checkHomeStep(left);
checkHomeStep(right);
idx = bestIdx
pathSteps.push(idx); // for visuals
dist += 1;
}
pathSteps.push(fromIdx);
foundPaths.push(pathSteps); // for visuals
return dist;
}

const nextCell = (idx, dist) => {
const locVal = m[idx];
if (wM[idx] === 0 && locVal !== CC_WALL) {
if (locVal >= CC_KEY) {  paths.push(Path(idx, (locVal - 97))) }
if (locVal !== CC_WALL) {
wM[idx] = USED + dist + 1;
stack.push(idx);
}
}
}
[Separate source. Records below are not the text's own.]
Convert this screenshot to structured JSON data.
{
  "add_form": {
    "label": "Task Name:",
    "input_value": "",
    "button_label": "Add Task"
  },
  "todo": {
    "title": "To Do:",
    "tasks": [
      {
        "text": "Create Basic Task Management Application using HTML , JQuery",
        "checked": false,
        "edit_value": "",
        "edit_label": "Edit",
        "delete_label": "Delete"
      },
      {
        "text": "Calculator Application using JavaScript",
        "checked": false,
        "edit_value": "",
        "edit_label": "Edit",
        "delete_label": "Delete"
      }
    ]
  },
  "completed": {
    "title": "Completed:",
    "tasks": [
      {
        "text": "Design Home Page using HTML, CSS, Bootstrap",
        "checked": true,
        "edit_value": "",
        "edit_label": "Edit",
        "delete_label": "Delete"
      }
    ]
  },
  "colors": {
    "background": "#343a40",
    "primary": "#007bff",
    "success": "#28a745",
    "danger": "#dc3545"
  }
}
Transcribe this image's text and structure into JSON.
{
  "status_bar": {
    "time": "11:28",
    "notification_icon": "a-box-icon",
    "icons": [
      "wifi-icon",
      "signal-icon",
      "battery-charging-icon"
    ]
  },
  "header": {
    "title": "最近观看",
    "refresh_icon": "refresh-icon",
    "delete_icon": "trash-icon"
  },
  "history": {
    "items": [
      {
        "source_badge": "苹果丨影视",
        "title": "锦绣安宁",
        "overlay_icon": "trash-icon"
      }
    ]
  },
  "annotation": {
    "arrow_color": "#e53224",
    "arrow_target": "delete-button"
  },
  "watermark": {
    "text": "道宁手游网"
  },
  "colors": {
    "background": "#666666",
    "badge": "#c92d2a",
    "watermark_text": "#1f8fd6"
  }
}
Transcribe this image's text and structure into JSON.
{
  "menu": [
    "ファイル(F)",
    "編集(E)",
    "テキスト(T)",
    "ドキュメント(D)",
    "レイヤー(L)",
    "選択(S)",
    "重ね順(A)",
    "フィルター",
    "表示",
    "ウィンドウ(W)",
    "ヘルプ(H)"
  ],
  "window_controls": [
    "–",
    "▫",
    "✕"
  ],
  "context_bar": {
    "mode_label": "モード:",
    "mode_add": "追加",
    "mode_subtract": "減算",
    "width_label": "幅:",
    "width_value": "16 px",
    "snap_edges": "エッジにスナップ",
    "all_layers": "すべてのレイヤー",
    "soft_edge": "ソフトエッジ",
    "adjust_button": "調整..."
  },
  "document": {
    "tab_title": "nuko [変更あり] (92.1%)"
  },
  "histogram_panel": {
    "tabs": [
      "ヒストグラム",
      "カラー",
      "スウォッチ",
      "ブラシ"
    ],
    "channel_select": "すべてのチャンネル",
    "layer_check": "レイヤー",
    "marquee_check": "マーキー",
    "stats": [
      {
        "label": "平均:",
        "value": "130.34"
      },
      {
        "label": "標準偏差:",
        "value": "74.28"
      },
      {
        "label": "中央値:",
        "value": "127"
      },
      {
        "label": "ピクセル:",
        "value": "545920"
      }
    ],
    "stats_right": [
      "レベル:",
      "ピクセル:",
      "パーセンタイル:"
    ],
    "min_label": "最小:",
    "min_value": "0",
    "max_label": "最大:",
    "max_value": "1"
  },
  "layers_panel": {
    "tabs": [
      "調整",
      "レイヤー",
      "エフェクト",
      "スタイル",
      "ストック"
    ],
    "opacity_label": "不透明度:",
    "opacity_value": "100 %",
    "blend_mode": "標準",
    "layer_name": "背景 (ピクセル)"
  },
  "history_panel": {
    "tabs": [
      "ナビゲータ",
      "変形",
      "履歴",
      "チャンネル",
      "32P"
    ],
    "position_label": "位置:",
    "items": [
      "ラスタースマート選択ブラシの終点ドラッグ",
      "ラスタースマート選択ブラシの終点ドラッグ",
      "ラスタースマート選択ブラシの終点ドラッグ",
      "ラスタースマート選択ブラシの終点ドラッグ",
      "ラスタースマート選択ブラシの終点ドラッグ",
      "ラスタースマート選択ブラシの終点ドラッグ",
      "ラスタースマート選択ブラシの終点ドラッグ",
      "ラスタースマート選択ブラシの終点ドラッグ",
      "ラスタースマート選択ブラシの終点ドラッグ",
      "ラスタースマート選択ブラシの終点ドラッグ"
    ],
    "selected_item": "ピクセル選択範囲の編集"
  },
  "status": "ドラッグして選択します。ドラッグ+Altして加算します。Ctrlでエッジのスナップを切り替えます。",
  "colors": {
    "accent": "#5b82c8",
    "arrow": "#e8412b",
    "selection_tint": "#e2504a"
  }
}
while (stackIdx < stack.length) {
const idx = stack[stackIdx++];
const dist = wM[idx] & DIST_MASK;
nextCell(idx - W, dist); // up
nextCell(idx + W, dist); // down
nextCell(idx - 1, dist); // left
nextCell(idx + 1, dist); // right
}
foundPaths.length = 0; // for visuals
for (const p of paths) { p.dist = distToStart(p.loc) + 1 }
return paths;
}

function findPaths(path, dist = 0, keysFound = 0) {
var i = 0, foundShort = false, toFirstKey; // for visuals
const opensDoor = path.doorIdx > -1 ? doors[path.doorIdx] : undefined;
opensDoor && (map[opensDoor.key] = map[opensDoor.loc] = CC_OPEN);
keysFound += 1;
path.paths.push(...pathsDistFrom(path.loc));
if (!opensDoor) { toFirstKey = foundPaths[0] } // for visuals
const dPaths = [...foundPaths]; // for visuals
if (path.paths.length) {
if (keysFound === DOOR_COUNT ) {
for (const p of path.paths) {
if (minDist > dist + p.dist) { // for visuals
displayPaths.length = 0;   // for visuals
displayPaths[0] = foundPaths[i]; // for visuals
foundShort = true;  // for visuals
}
minDist = Math.min(minDist, dist + p.dist);
i++;  // for visuals
}
} else {
for (const p of path.paths) {
if (findPaths(p, dist + p.dist, keysFound)) { // for visuals
displayPaths.push(dPaths[i]);  // for visuals
}
i++; // for visuals
}
}
}
opensDoor && (map[opensDoor.key] = path.doorIdx + 97, map[opensDoor.loc] = CC_WALL);
toFirstKey && displayPaths.push(toFirstKey); // for visuals
return foundShort;
}

}

const ctx = canvas.getContext("2d");
const S = 30; // cell pixel size
const cols = ["red","green","blue","yellow","cyan","pink","brown","purple"];
function drawArrow(w, idx1, idx2) {
ctx.lineWidth = 2;
const x1 = idx1 % w;
const y1 = idx1 / w | 0;
const x2 = idx2 % w;
const y2 = idx2 / w | 0;
ctx.setTransform(x2 - x1, y2 - y1, -(y2 - y1), x2 - x1, (x2 + 0.5) * S, (y2 + 0.5) * S);
ctx.beginPath();
ctx.lineTo(-S * 0.2, S / 4);
ctx.lineTo(S * 0.5, S / 4);
ctx.moveTo(-S * 0, S / 4 - S * 0.2);
ctx.lineTo(-S * 0.2, S / 4);
ctx.lineTo(-S * 0, S / 4 + S * 0.2);
ctx.stroke();
}
function drawPath(path, w, cidx) {
ctx.strokeStyle = cols[cidx % cols.length];
var i = 0;
var pIdx = path[i++];
while (i < path.length) {
const idx = path[i++];
drawArrow(w, pIdx, idx);
pIdx = idx;
}
}
function drawMap(map, w, h) {
canvas.width = w * S;
canvas.height = h * S;
ctx.font = S + "px Arial black";
ctx.textAlign = "center";
ctx.textBaseline = "middle";

var x, y = 0;
ctx.strokeRect(0,0, w * S, h * S)
while (y < h) {
x = 0;
while (x < w) {
const idx = y * w + x;
if (map[idx] === 35) {
ctx.fillStyle = "black";
ctx.fillRect(x * S, y * S, S, S);
} else if (map[idx] >= 65) {
ctx.fillStyle = cols[((map[idx] & 0b11111) - 1) % 4];
if ((map[idx] & 32) === 0) {
ctx.fillRect(x * S, y * S, S, S);
} else {
ctx.fillText("K", (x + 0.5) * S, (y + 0.6) * S);
}
} else {
ctx.strokeRect(x * S, y * S, S, S)
}
x++;
}
y++;
}
ctx.setTransform(1,0,0,1,0,0);

}
<canvas id="canvas"></canvas>